**WORK TO COMPLETE:** Reproduce the entries exactly and omit the pictures.

Page and application data records:
--- START ---

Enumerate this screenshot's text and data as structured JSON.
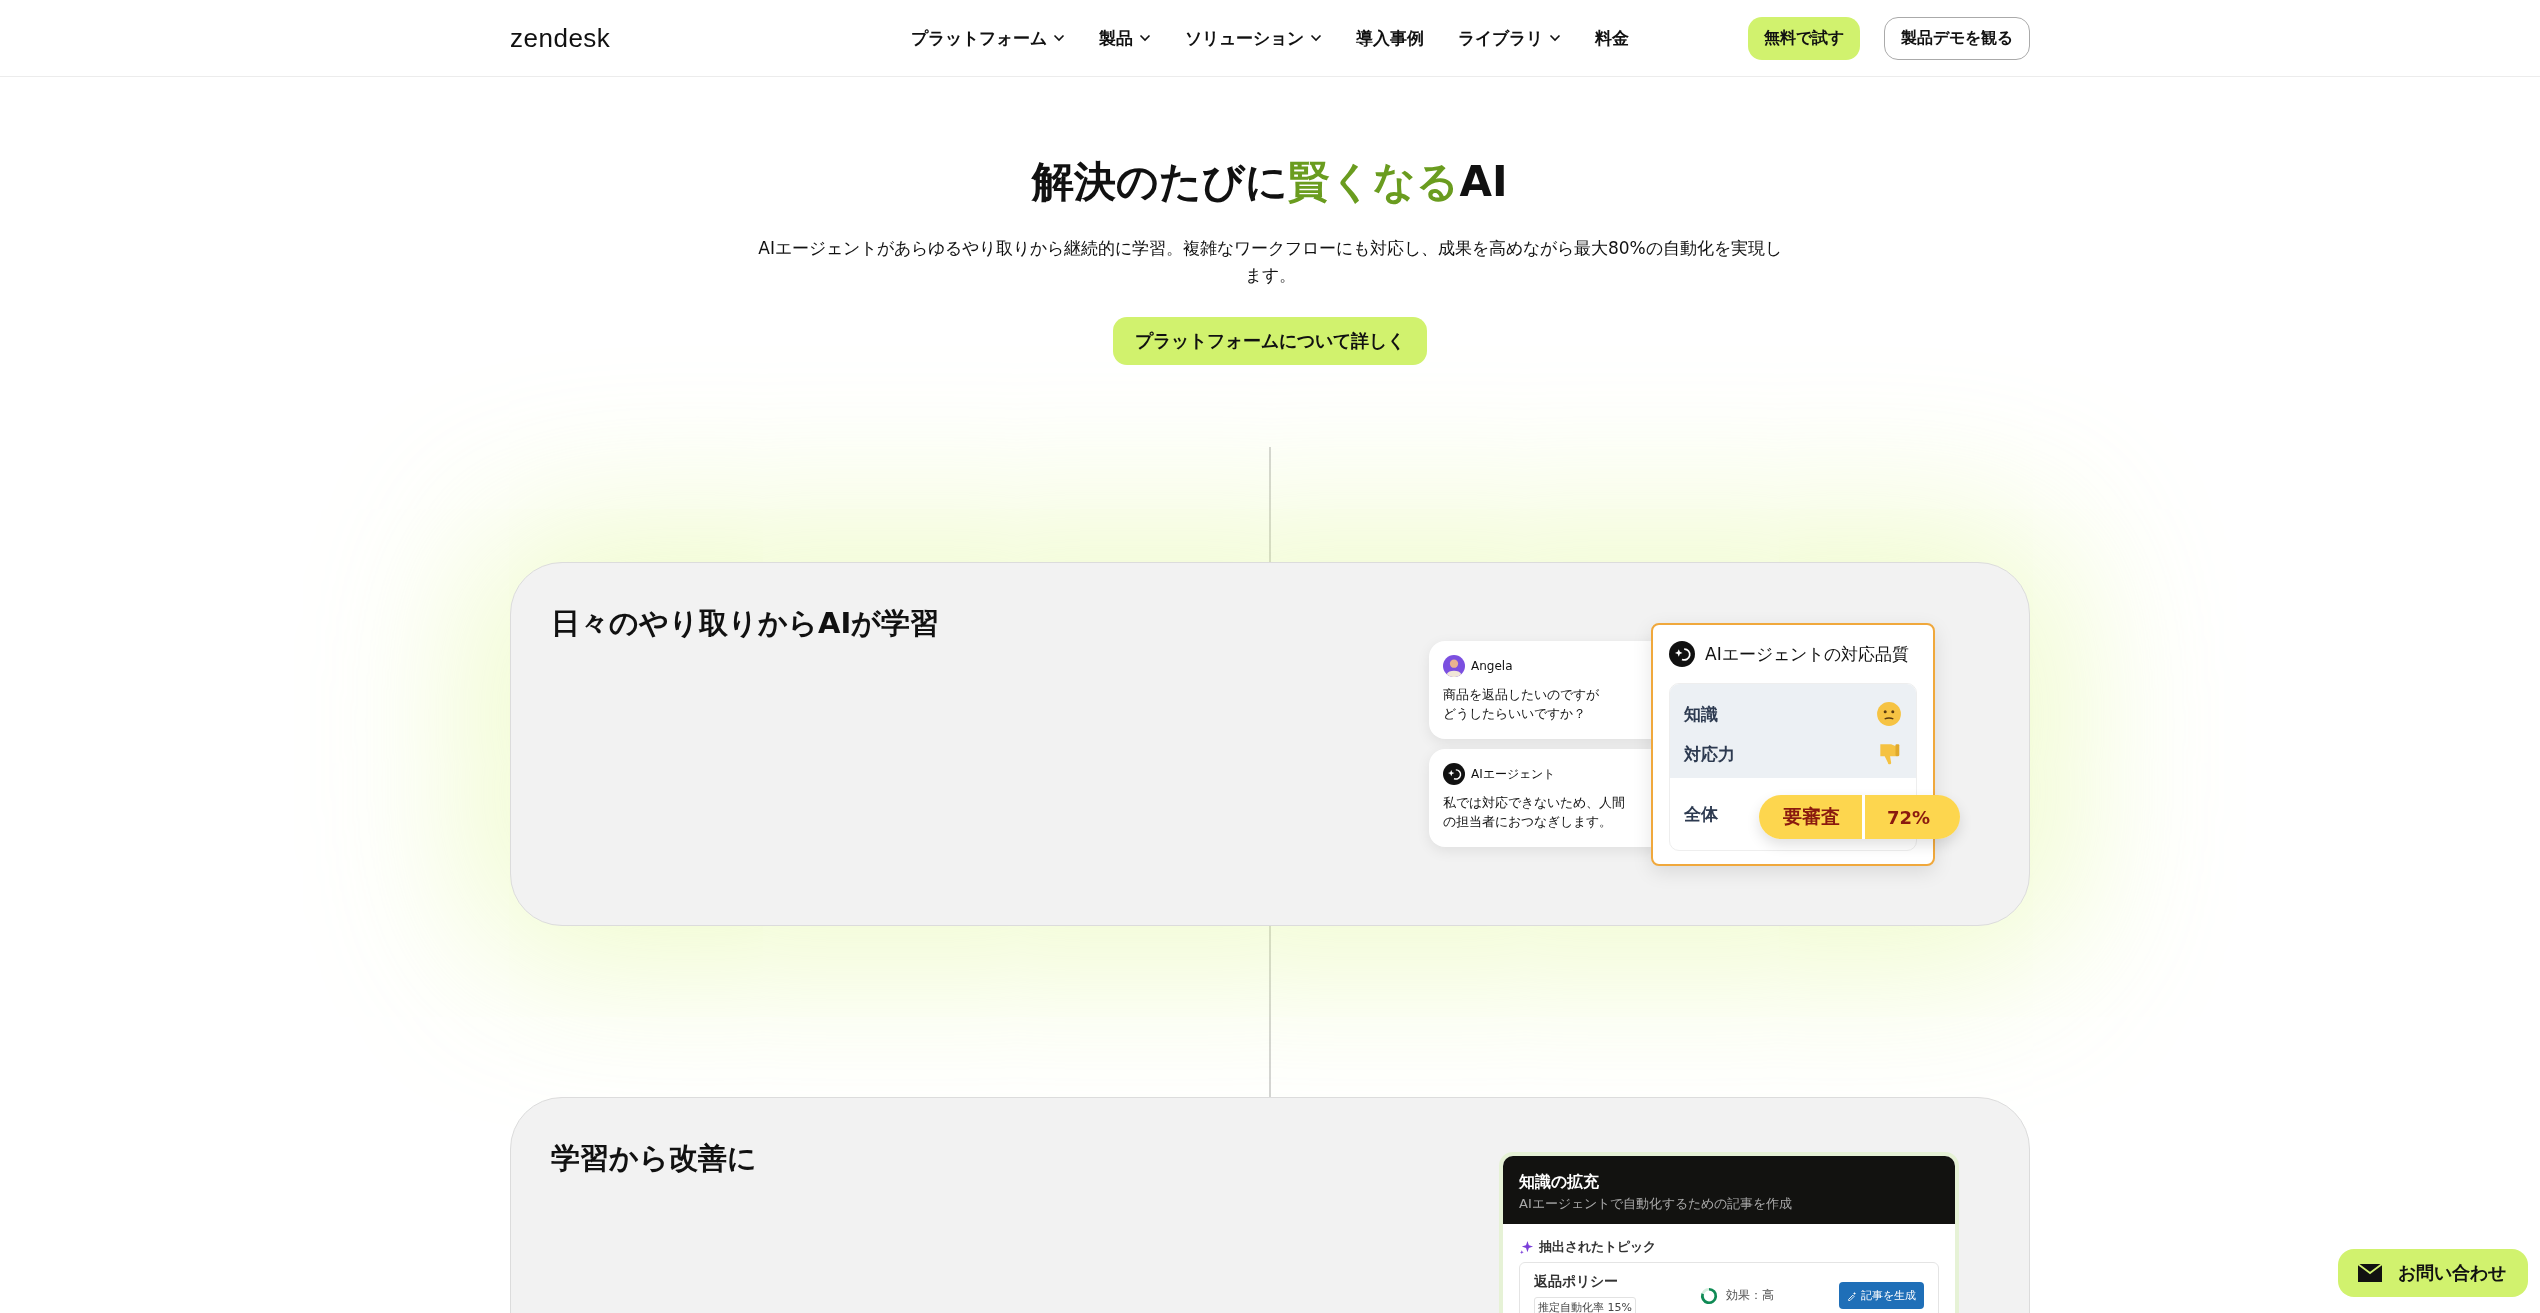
{
  "header": {
    "logo": "zendesk",
    "menu": [
      {
        "label": "プラットフォーム",
        "dropdown": true
      },
      {
        "label": "製品",
        "dropdown": true
      },
      {
        "label": "ソリューション",
        "dropdown": true
      },
      {
        "label": "導入事例",
        "dropdown": false
      },
      {
        "label": "ライブラリ",
        "dropdown": true
      },
      {
        "label": "料金",
        "dropdown": false
      }
    ],
    "buttons": [
      {
        "label": "無料で試す",
        "kind": "primary"
      },
      {
        "label": "製品デモを観る",
        "kind": "outline"
      }
    ]
  },
  "hero": {
    "title_parts": [
      {
        "text": "解決のたびに",
        "highlight": false
      },
      {
        "text": "賢くなる",
        "highlight": true
      },
      {
        "text": "AI",
        "highlight": false
      }
    ],
    "subtitle": "AIエージェントがあらゆるやり取りから継続的に学習。複雑なワークフローにも対応し、成果を高めながら最大80%の自動化を実現します。",
    "button": "プラットフォームについて詳しく"
  },
  "cards": [
    {
      "kind": "quality",
      "title": "日々のやり取りからAIが学習",
      "messages": [
        {
          "sender": "Angela",
          "kind": "person",
          "lines": [
            "商品を返品したいのですが",
            "どうしたらいいですか？"
          ]
        },
        {
          "sender": "AIエージェント",
          "kind": "agent",
          "lines": [
            "私では対応できないため、人間",
            "の担当者におつなぎします。"
          ]
        }
      ],
      "panel": {
        "title": "AIエージェントの対応品質",
        "rows": [
          {
            "label": "知識",
            "kind": "neutral"
          },
          {
            "label": "対応力",
            "kind": "negative"
          }
        ],
        "overall": "全体",
        "status": "要審査",
        "score": "72%"
      }
    },
    {
      "kind": "knowledge",
      "title": "学習から改善に",
      "panel": {
        "title": "知識の拡充",
        "subtitle": "AIエージェントで自動化するための記事を作成",
        "section": "抽出されたトピック",
        "topic": {
          "name": "返品ポリシー",
          "tag": "推定自動化率 15%",
          "effect": "効果：高",
          "button": "記事を生成"
        }
      }
    }
  ],
  "contact": "お問い合わせ"
}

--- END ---

**ANSWER BOX:**
Enumerate this screenshot's text and data as structured JSON.
{
  "header": {
    "logo": "zendesk",
    "menu": [
      {
        "label": "プラットフォーム",
        "dropdown": true
      },
      {
        "label": "製品",
        "dropdown": true
      },
      {
        "label": "ソリューション",
        "dropdown": true
      },
      {
        "label": "導入事例",
        "dropdown": false
      },
      {
        "label": "ライブラリ",
        "dropdown": true
      },
      {
        "label": "料金",
        "dropdown": false
      }
    ],
    "buttons": [
      {
        "label": "無料で試す",
        "kind": "primary"
      },
      {
        "label": "製品デモを観る",
        "kind": "outline"
      }
    ]
  },
  "hero": {
    "title_parts": [
      {
        "text": "解決のたびに",
        "highlight": false
      },
      {
        "text": "賢くなる",
        "highlight": true
      },
      {
        "text": "AI",
        "highlight": false
      }
    ],
    "subtitle": "AIエージェントがあらゆるやり取りから継続的に学習。複雑なワークフローにも対応し、成果を高めながら最大80%の自動化を実現します。",
    "button": "プラットフォームについて詳しく"
  },
  "cards": [
    {
      "kind": "quality",
      "title": "日々のやり取りからAIが学習",
      "messages": [
        {
          "sender": "Angela",
          "kind": "person",
          "lines": [
            "商品を返品したいのですが",
            "どうしたらいいですか？"
          ]
        },
        {
          "sender": "AIエージェント",
          "kind": "agent",
          "lines": [
            "私では対応できないため、人間",
            "の担当者におつなぎします。"
          ]
        }
      ],
      "panel": {
        "title": "AIエージェントの対応品質",
        "rows": [
          {
            "label": "知識",
            "kind": "neutral"
          },
          {
            "label": "対応力",
            "kind": "negative"
          }
        ],
        "overall": "全体",
        "status": "要審査",
        "score": "72%"
      }
    },
    {
      "kind": "knowledge",
      "title": "学習から改善に",
      "panel": {
        "title": "知識の拡充",
        "subtitle": "AIエージェントで自動化するための記事を作成",
        "section": "抽出されたトピック",
        "topic": {
          "name": "返品ポリシー",
          "tag": "推定自動化率 15%",
          "effect": "効果：高",
          "button": "記事を生成"
        }
      }
    }
  ],
  "contact": "お問い合わせ"
}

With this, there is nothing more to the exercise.